The US Army Corps of Engineers (Corps) is soliciting comments from the public; Federal, State, and local agencies and officials; Indian Tribes; and other Interested parties in order to consider and evaluate the impacts of this proposed activity. Any comments received will be considered by the Corps to determine whether to issue, modify, condition, or deny a permit for this proposal. To make this determination, comments are used to assess impacts to endangered species, historic properties, water quality, general environmental effects, and the other public interest factors listed above. Comments are also used to determine the need for a public hearing and to determine the overall public interest of the proposed activity.

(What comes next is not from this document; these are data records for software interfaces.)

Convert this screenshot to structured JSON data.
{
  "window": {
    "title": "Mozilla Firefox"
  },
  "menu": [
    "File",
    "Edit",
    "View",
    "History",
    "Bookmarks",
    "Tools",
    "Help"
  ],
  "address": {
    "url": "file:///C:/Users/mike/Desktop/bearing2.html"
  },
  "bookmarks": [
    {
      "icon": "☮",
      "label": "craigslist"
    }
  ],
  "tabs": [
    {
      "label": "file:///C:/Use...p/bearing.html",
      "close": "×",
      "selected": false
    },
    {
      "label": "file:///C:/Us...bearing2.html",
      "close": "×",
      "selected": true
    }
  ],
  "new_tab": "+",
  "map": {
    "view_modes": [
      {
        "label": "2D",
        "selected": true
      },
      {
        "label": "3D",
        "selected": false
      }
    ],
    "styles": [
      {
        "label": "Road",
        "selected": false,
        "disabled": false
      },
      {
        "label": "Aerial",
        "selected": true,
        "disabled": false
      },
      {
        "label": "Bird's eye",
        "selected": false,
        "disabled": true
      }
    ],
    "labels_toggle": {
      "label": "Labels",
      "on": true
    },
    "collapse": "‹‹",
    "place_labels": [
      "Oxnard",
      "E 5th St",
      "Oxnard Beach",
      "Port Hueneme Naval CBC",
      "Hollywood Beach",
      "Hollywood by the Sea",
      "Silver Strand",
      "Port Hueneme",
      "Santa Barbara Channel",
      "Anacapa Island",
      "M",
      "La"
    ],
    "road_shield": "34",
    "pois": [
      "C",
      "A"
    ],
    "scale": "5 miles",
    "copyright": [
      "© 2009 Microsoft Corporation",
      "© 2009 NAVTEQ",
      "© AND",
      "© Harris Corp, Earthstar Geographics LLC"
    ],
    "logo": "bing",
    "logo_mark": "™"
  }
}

COASTAL ZONE MANAGEMENT CONSISTENCY: In Florida, the State approval constitutes compliance with the approved Coastal Zone Management Plan. In Puerto Rico, a Coastal Zone Management Consistency Concurrence is required from the Puerto Rico Planning Board. In the Virgin Islands, the Department of Planning and Natural Resources permit constitutes compliance with the Coastal Zone Management Plan.

REQUEST FOR PUBLIC HEARING: Any person may request a public hearing. The request must be submitted in writing to the District Engineer within the designated comment period of the notice and must state the specific reasons for requesting the public hearing.